_Problem statement_
From the entries, copy out every line in which the word "this" is found.

(Saved data entries)
◇ ◇ ◇ ◇ ◇

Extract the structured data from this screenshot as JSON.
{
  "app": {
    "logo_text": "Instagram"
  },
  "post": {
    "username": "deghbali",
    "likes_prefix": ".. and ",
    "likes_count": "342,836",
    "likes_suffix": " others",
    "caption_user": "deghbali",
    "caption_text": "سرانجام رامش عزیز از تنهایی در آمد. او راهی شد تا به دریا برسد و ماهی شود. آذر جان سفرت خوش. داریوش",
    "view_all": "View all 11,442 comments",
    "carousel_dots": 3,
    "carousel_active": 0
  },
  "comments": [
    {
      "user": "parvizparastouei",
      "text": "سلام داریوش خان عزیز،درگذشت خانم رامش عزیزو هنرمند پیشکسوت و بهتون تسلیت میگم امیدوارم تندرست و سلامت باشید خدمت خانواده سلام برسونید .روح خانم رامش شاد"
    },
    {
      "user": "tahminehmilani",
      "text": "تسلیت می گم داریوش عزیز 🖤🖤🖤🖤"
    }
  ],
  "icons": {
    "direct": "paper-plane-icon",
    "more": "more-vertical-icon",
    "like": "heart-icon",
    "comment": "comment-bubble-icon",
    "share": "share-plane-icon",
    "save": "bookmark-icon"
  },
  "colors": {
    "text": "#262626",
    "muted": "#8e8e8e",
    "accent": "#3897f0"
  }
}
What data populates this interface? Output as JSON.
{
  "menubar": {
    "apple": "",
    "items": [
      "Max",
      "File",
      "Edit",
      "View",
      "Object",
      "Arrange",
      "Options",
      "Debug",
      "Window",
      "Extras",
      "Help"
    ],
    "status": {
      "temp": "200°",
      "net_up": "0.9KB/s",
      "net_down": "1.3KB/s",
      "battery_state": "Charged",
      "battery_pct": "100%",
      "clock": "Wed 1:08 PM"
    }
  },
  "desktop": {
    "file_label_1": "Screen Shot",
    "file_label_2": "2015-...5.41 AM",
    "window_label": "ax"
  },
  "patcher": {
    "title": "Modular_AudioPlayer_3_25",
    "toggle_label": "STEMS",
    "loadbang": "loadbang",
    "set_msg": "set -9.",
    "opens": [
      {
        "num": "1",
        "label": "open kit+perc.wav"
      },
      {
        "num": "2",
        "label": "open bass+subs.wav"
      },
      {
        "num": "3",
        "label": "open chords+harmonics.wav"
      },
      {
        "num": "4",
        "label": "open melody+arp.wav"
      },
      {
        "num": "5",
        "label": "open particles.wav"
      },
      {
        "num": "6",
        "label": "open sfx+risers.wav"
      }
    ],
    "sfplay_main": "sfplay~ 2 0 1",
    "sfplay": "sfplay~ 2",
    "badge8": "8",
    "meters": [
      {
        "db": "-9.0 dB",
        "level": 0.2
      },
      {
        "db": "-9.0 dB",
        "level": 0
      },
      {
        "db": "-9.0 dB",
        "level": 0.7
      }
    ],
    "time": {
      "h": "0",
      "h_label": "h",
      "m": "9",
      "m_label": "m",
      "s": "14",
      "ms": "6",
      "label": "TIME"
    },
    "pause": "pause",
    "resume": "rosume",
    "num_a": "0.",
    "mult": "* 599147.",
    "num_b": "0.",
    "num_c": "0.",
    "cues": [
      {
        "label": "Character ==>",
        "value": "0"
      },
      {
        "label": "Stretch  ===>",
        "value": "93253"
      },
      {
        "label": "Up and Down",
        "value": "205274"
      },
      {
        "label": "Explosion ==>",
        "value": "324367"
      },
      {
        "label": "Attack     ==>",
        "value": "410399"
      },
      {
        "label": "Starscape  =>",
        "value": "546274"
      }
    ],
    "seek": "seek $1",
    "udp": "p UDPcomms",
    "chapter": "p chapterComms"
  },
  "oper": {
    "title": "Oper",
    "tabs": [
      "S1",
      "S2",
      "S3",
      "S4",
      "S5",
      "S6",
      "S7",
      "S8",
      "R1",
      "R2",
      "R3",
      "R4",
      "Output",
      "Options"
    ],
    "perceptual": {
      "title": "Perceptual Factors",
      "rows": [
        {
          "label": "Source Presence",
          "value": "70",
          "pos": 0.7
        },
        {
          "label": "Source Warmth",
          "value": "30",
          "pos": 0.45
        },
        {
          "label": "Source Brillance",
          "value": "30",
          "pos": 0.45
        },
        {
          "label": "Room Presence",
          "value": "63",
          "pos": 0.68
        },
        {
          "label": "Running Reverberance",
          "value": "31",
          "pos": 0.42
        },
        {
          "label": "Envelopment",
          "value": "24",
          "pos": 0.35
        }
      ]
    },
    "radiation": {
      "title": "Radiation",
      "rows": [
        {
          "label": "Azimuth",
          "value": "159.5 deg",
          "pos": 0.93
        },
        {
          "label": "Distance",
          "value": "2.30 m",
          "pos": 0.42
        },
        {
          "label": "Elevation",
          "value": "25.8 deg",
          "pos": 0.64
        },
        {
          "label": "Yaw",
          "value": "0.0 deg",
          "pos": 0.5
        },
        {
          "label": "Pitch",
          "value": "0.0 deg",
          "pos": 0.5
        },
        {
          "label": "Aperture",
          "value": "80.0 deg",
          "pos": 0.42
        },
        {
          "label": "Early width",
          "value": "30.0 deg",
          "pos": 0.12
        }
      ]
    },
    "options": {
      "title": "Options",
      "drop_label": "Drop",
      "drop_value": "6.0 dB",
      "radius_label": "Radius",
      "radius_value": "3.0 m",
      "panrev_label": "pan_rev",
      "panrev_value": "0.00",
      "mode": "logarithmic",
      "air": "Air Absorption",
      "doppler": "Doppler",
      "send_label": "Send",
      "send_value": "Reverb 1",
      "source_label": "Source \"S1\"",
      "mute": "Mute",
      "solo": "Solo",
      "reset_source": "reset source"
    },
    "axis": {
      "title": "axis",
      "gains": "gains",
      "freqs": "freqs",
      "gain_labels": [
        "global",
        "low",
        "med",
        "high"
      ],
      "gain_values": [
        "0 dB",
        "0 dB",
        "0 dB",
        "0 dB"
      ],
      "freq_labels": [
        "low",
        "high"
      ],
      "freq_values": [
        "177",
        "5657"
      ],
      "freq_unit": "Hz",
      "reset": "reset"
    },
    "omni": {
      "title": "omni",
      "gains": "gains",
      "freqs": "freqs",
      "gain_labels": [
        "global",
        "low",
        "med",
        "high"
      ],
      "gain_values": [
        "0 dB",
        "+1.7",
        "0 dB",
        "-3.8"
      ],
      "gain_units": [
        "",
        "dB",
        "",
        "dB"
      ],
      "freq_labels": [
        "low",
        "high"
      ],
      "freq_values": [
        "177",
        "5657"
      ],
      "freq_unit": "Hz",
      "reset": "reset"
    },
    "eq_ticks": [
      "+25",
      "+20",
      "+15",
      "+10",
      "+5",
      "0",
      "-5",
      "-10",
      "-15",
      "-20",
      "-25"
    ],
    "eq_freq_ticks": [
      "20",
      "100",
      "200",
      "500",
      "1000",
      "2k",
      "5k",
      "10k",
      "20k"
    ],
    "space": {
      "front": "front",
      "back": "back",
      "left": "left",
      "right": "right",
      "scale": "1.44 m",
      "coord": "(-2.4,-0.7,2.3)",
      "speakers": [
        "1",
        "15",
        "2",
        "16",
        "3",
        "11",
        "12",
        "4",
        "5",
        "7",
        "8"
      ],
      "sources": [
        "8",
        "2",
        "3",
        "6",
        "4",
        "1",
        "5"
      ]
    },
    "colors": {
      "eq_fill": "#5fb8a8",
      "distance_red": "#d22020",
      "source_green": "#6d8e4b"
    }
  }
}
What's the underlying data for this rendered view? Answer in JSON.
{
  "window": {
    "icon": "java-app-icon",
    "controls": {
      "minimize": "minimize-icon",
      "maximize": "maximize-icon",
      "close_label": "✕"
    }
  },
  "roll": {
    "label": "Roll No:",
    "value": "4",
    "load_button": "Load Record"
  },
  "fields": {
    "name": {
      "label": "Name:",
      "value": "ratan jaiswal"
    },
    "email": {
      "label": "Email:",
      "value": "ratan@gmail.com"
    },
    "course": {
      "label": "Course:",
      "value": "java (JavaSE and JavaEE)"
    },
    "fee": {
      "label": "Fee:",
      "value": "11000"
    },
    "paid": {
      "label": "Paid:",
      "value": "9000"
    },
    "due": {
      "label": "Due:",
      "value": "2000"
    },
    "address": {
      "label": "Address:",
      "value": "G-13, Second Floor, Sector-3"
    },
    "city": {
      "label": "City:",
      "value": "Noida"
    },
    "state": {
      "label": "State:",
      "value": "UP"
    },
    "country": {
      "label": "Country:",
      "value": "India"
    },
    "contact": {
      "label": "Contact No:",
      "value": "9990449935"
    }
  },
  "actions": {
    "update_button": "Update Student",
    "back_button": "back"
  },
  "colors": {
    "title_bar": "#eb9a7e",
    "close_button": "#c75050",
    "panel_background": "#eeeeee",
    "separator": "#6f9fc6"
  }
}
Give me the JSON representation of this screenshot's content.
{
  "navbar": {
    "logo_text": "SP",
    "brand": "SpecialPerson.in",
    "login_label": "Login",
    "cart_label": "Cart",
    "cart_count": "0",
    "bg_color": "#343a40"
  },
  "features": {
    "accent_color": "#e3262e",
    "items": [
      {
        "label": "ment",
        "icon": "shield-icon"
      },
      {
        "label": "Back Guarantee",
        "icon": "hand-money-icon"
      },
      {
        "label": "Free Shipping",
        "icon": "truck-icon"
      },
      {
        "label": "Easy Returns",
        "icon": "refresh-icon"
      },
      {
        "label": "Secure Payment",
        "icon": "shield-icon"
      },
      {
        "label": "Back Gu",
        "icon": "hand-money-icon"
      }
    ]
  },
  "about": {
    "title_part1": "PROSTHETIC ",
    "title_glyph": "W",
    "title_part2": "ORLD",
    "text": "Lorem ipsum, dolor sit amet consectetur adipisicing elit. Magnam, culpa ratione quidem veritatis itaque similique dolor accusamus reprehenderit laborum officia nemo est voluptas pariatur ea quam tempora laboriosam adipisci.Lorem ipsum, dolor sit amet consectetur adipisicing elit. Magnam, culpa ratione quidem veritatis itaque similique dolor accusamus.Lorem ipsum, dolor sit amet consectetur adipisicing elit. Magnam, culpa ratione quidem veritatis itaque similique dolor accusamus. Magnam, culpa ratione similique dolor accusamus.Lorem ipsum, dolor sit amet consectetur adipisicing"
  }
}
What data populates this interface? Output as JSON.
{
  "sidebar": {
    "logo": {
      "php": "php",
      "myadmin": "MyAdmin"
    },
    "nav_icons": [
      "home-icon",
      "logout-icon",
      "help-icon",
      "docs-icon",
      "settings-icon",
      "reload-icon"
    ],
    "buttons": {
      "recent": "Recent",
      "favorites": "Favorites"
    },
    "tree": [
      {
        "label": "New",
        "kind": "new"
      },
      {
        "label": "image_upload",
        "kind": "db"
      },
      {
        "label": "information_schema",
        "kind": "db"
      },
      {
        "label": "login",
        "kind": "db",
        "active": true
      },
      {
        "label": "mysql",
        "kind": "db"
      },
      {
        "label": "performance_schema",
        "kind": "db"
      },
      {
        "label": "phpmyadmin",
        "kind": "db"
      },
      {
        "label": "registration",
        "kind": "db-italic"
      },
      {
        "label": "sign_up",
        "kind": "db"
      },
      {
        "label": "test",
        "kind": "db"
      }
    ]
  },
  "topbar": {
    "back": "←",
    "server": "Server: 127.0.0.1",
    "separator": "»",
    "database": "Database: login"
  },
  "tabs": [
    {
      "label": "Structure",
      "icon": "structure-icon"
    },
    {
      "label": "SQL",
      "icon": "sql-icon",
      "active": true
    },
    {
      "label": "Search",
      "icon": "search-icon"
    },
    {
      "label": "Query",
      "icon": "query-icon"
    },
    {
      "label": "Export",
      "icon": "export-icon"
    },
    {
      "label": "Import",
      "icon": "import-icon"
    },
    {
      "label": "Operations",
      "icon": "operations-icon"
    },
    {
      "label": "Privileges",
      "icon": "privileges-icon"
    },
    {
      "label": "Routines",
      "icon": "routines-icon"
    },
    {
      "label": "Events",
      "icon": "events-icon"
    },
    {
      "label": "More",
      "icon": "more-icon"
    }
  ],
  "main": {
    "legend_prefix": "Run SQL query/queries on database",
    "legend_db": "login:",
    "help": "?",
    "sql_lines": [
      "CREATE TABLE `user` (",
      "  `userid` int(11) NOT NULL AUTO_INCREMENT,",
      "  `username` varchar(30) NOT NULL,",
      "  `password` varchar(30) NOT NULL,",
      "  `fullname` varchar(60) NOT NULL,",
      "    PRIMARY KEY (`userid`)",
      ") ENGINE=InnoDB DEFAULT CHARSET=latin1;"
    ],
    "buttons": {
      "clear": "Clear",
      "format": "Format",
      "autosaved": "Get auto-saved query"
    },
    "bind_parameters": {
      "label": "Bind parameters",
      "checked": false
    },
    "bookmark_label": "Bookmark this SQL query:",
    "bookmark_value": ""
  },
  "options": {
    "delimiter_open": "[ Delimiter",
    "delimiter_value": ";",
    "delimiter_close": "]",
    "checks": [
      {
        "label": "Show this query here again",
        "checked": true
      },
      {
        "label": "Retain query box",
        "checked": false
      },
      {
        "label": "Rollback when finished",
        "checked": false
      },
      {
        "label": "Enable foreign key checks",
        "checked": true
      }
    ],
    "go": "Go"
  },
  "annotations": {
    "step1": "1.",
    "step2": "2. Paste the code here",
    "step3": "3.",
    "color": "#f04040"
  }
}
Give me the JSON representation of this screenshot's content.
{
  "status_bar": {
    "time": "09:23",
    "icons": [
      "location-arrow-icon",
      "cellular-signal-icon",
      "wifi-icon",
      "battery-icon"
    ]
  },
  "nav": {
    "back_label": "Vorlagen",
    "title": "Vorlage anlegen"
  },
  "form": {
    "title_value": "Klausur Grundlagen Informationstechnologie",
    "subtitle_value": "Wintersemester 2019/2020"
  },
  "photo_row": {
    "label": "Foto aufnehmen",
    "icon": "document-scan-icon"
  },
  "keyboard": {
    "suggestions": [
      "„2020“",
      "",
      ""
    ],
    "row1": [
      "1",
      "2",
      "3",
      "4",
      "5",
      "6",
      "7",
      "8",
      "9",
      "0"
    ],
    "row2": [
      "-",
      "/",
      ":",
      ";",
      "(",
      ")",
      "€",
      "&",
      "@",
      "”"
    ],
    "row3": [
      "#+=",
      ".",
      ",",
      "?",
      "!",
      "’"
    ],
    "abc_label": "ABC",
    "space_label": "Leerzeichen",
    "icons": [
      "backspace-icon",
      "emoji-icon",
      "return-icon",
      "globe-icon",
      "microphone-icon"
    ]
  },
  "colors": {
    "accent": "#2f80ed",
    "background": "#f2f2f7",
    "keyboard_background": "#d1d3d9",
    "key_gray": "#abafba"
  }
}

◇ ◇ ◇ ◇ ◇

_Result below_
Extract the structured data from this screenshot as JSON.
What data populates this interface? Output as JSON.
What's the underlying data for this rendered view? Answer in JSON.
Give me the JSON representation of this screenshot's content.
What data populates this interface? Output as JSON.
    "bookmark_label": "Bookmark this SQL query:",
        "label": "Show this query here again",
Give me the JSON representation of this screenshot's content.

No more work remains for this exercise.